■ **Task objective**:
Find each line of the entries with the string "this", please, and copy it.

+ + + + + + +

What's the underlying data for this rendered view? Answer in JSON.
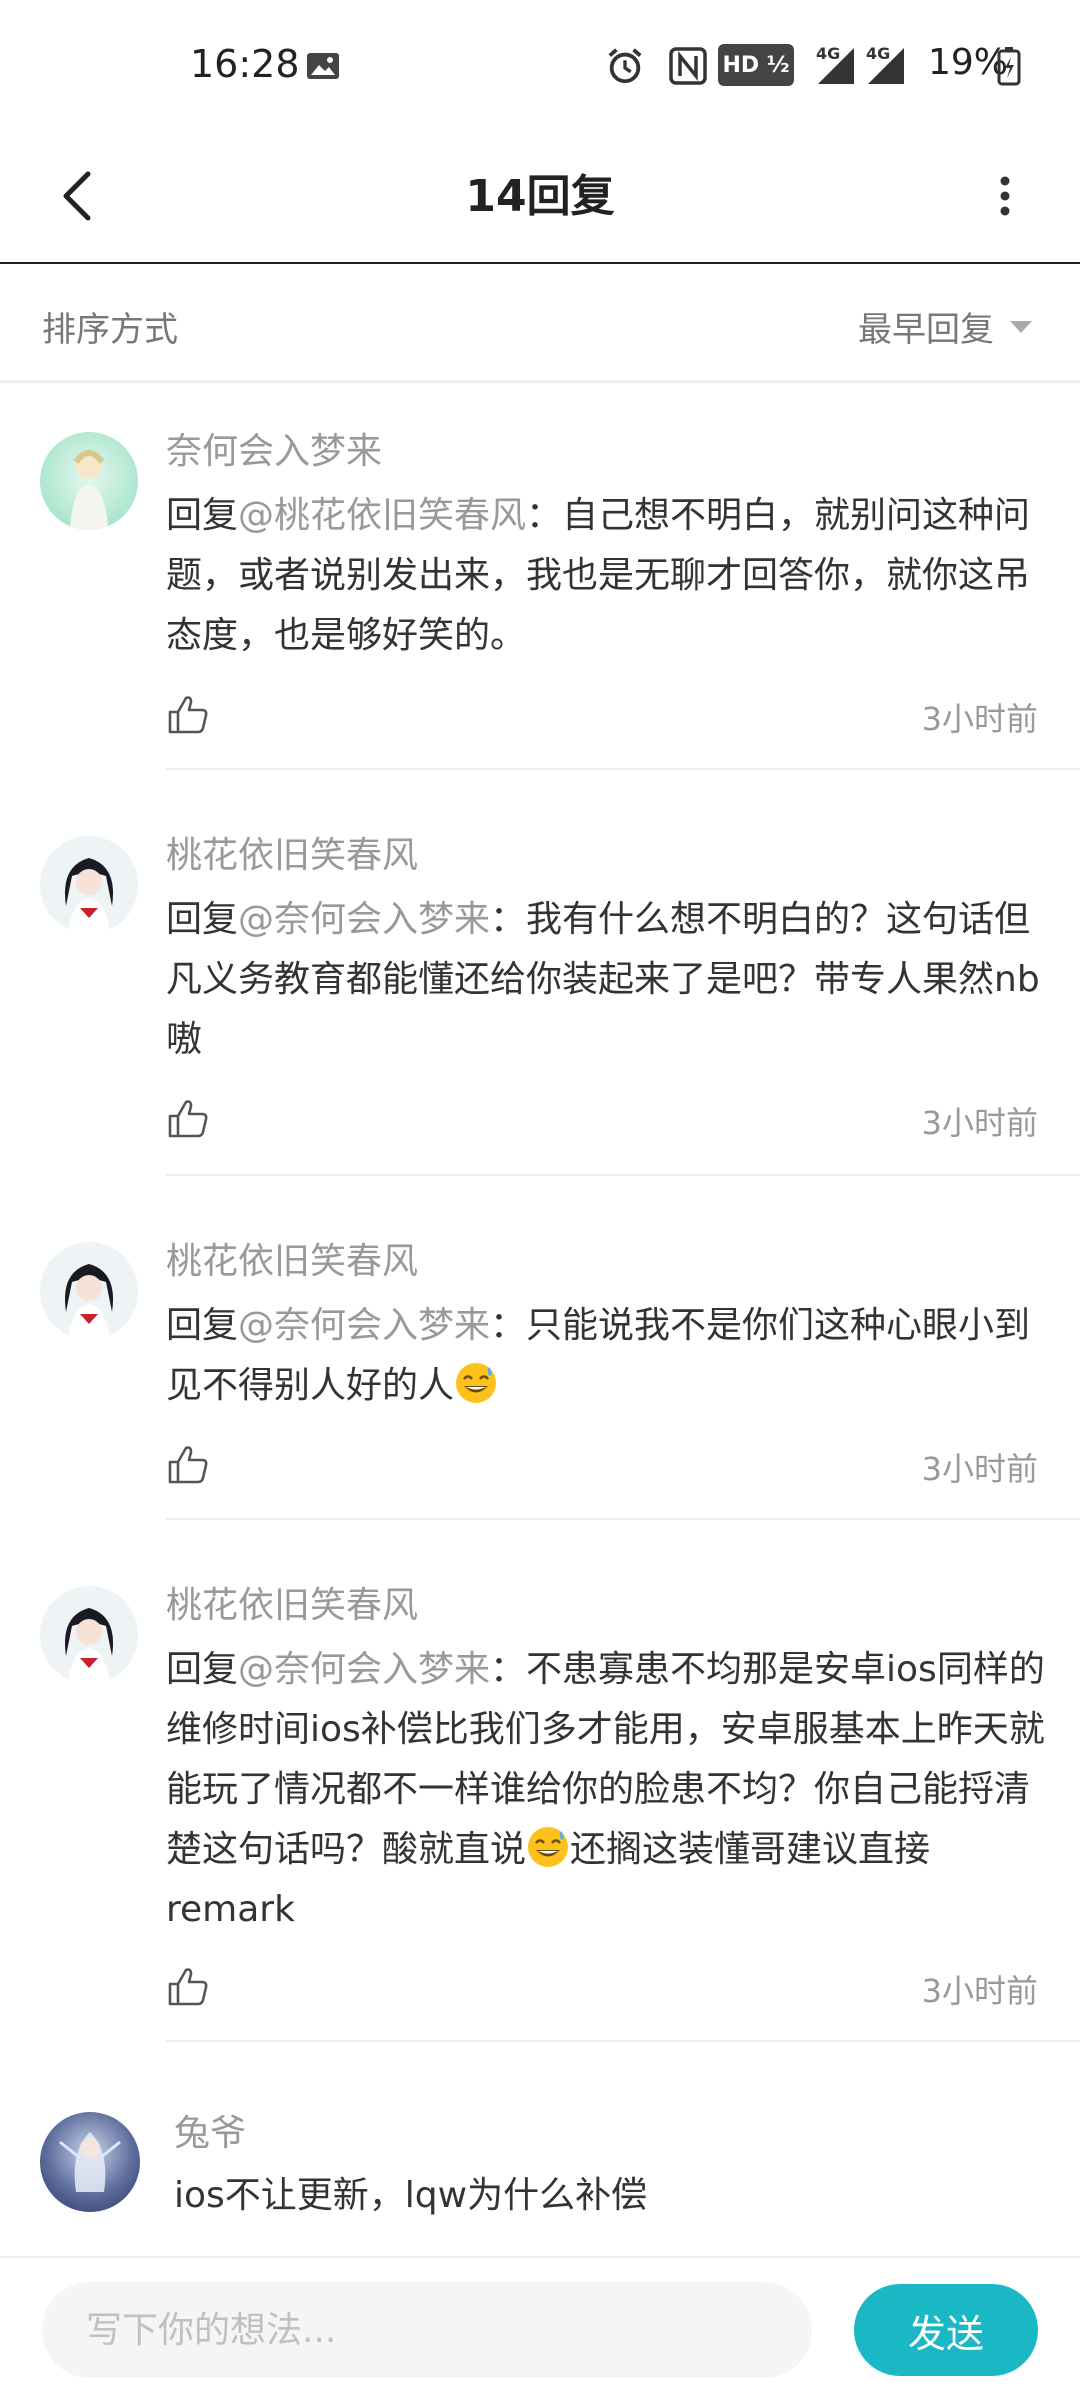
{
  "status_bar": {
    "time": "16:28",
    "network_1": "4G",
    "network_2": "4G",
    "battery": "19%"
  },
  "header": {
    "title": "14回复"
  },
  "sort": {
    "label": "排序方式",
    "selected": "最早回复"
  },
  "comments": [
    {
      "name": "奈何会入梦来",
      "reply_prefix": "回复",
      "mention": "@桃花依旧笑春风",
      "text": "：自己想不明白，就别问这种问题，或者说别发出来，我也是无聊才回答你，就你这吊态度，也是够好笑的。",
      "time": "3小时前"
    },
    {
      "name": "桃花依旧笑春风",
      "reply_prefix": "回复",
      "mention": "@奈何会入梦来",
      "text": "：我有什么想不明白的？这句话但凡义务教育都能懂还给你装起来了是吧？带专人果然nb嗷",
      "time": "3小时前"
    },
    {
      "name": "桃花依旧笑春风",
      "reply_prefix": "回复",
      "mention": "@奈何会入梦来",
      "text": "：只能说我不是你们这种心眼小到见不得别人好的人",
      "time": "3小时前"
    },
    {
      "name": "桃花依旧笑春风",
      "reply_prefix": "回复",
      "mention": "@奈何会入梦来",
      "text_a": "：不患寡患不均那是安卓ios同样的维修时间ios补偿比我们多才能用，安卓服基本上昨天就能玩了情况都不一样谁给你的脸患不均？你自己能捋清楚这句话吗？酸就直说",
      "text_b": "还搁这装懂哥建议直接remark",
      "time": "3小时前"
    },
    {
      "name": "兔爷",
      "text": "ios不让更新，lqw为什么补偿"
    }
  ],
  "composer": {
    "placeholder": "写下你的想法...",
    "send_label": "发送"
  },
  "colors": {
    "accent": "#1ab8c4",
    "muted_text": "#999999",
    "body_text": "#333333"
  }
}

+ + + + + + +

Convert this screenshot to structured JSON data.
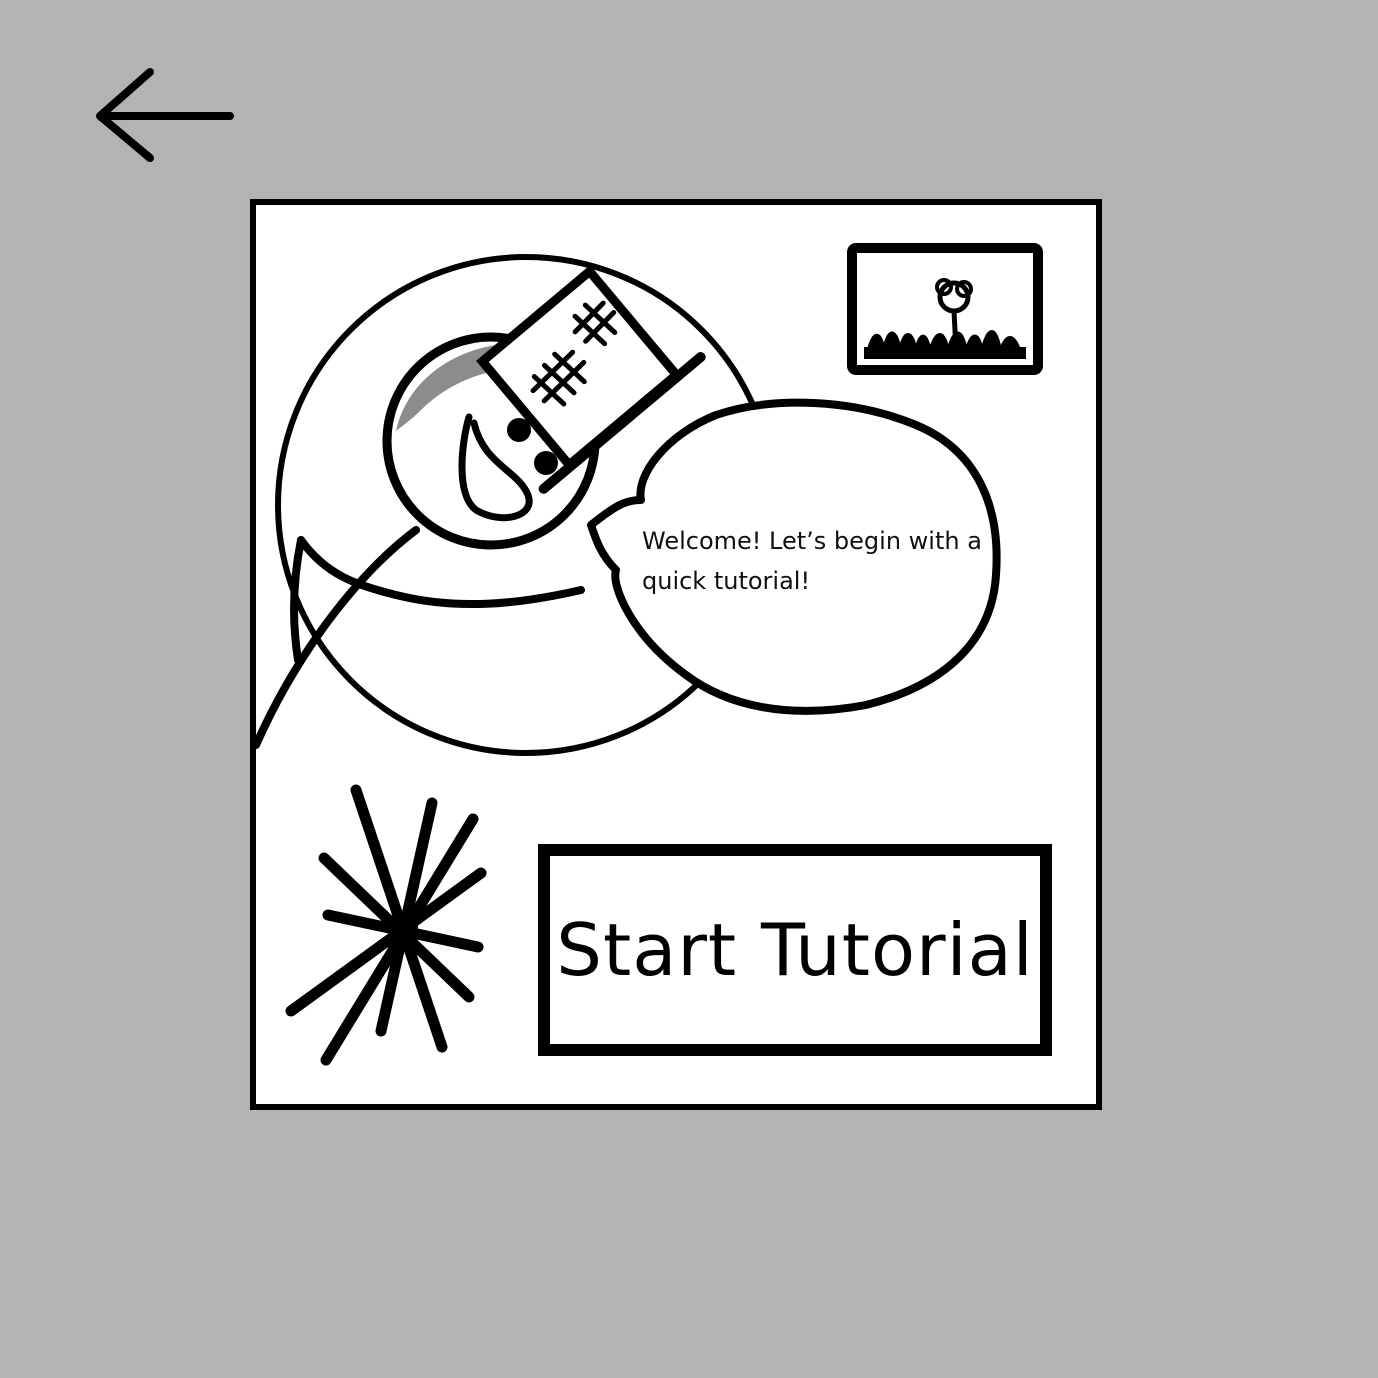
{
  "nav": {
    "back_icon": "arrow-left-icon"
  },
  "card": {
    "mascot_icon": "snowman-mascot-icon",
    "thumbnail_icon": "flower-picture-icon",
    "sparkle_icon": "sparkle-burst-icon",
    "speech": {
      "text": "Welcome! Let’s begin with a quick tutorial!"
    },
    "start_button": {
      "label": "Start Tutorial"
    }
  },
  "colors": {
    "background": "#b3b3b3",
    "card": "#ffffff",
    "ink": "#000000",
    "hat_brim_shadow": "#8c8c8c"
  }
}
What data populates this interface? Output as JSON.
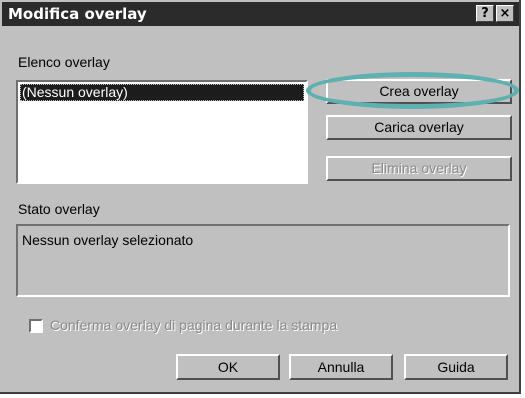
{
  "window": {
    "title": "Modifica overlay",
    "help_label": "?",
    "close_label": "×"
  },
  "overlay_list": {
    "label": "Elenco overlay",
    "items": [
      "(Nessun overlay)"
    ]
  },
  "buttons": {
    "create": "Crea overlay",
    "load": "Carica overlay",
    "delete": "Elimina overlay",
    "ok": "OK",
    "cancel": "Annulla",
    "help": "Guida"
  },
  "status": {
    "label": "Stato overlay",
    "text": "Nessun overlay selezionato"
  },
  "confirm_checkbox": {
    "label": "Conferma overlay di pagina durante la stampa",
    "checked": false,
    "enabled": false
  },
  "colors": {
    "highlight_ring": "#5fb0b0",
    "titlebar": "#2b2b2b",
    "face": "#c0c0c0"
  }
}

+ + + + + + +

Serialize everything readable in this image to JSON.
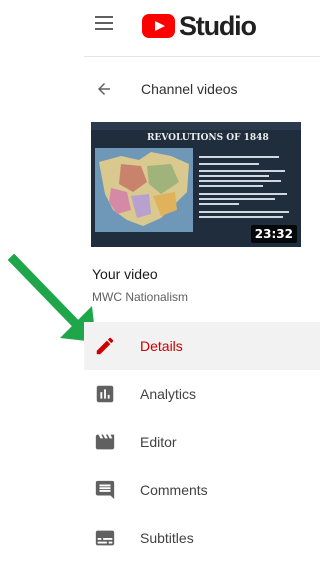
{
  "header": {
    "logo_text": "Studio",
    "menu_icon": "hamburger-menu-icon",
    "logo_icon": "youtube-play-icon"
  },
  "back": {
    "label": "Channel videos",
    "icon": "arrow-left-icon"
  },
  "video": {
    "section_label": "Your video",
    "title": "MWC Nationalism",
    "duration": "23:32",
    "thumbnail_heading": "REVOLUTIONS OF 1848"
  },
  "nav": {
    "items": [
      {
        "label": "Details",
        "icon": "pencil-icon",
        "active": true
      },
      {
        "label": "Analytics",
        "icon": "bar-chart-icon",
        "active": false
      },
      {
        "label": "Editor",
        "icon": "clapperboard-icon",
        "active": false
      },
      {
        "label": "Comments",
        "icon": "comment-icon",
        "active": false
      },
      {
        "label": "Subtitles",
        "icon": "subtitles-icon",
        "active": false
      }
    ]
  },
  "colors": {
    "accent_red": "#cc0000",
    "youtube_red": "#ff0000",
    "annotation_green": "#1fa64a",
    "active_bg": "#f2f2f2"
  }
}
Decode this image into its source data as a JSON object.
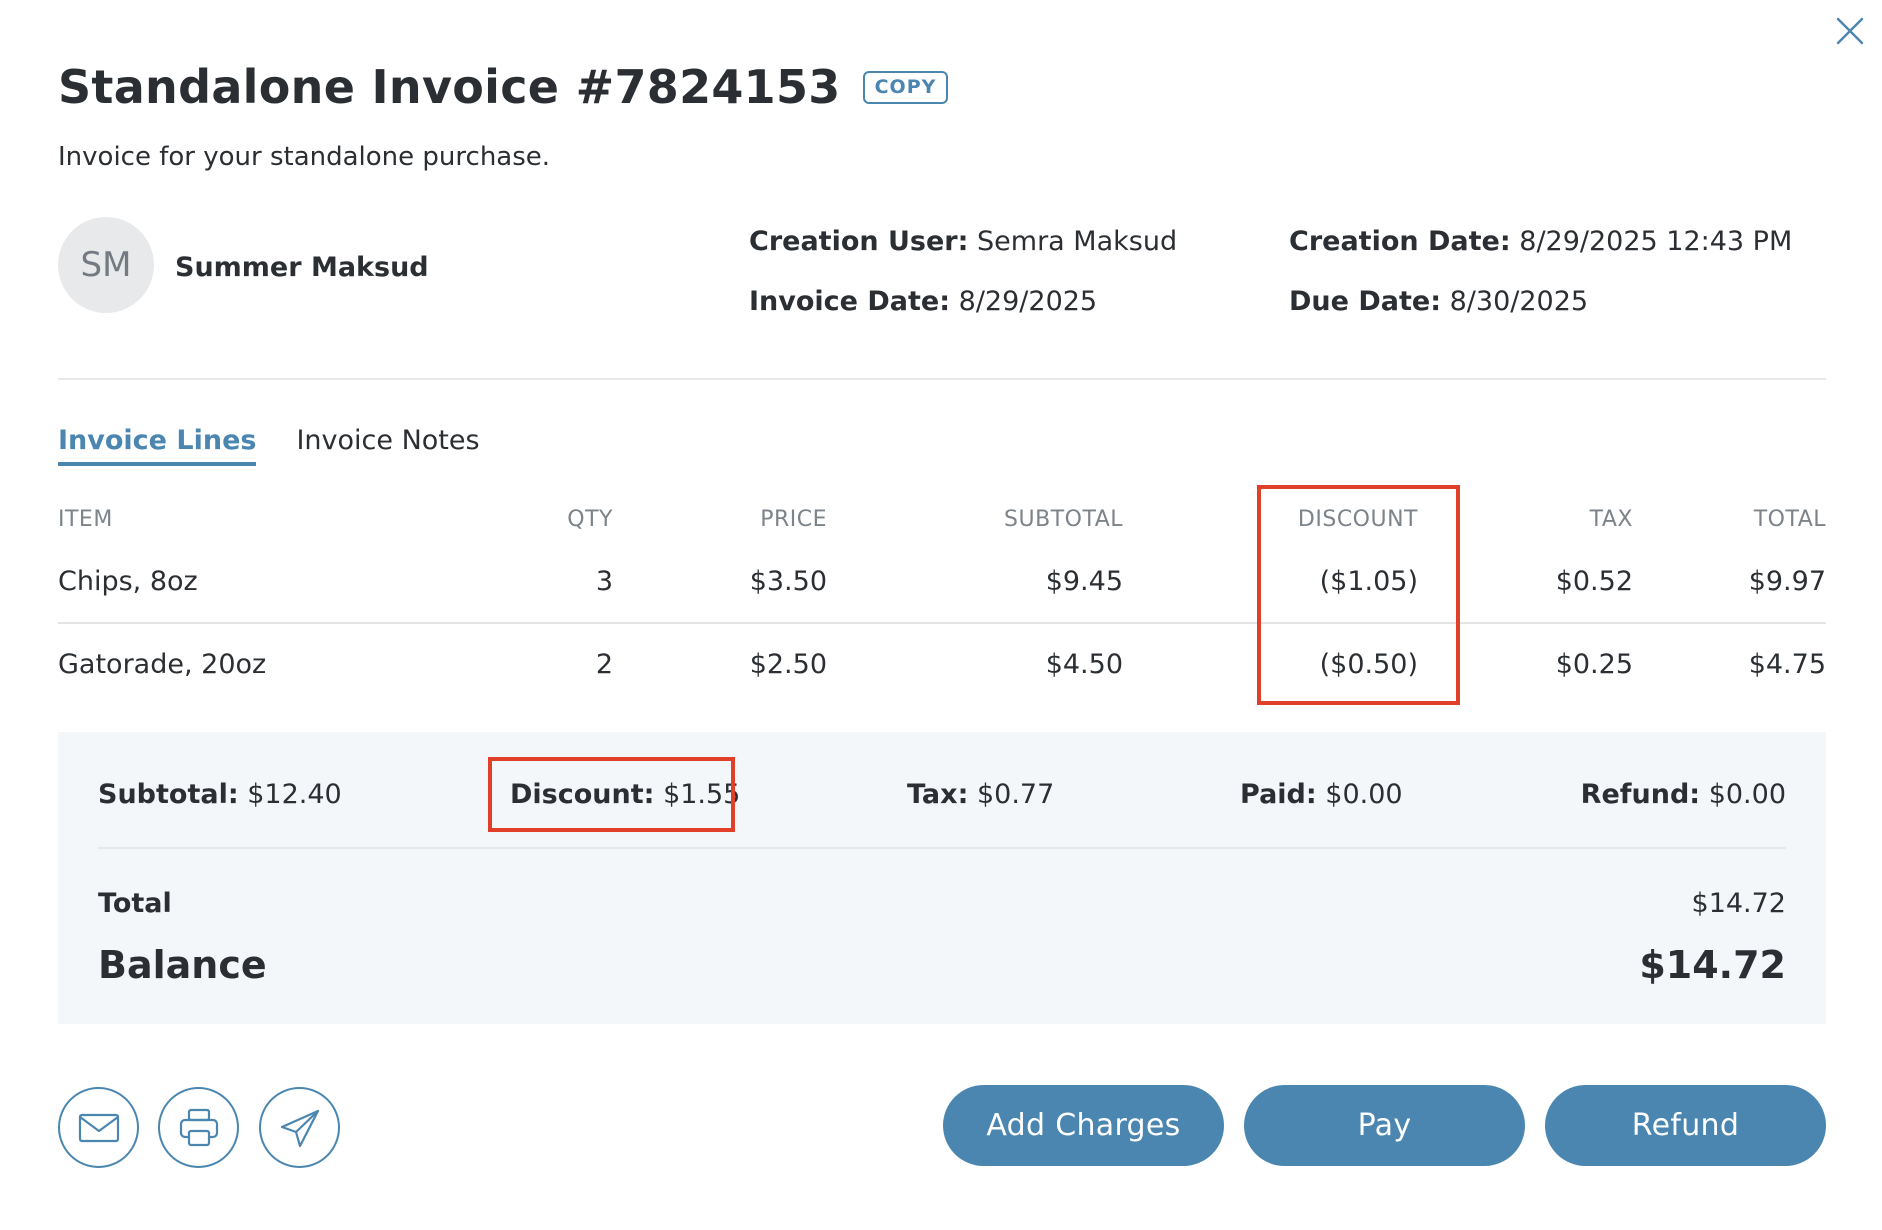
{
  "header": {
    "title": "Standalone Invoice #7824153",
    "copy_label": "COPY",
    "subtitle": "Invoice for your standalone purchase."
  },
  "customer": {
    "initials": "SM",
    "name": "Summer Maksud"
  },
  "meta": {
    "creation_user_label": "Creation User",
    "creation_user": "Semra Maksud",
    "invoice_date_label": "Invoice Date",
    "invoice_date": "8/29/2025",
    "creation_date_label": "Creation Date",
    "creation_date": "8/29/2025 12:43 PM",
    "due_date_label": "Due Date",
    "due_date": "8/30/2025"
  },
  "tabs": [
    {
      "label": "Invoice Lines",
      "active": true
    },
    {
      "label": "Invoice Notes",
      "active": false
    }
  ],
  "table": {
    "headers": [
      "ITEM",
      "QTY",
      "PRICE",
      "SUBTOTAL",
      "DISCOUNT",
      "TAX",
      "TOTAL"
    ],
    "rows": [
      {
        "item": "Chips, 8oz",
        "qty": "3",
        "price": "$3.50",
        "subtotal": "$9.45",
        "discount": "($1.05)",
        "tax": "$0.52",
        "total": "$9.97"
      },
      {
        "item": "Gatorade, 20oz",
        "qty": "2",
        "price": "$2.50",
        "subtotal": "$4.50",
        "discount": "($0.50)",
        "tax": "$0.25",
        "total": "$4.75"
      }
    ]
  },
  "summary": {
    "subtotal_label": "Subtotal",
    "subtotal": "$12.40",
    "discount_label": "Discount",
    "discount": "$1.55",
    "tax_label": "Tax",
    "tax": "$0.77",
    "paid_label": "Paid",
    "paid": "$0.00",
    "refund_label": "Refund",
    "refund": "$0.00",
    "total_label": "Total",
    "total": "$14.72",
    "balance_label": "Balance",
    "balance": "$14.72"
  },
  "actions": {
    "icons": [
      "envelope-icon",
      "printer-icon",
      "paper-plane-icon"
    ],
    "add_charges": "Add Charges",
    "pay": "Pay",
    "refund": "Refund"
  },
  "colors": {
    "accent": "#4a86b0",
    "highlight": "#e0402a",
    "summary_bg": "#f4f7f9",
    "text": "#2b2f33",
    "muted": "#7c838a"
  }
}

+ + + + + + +

■ **Result**:
What's the underlying data for this rendered view? Answer in JSON.
Convert this screenshot to structured JSON data.
What data populates this interface? Output as JSON.
Serialize everything readable in this image to JSON.
Decode this image into its source data as a JSON object.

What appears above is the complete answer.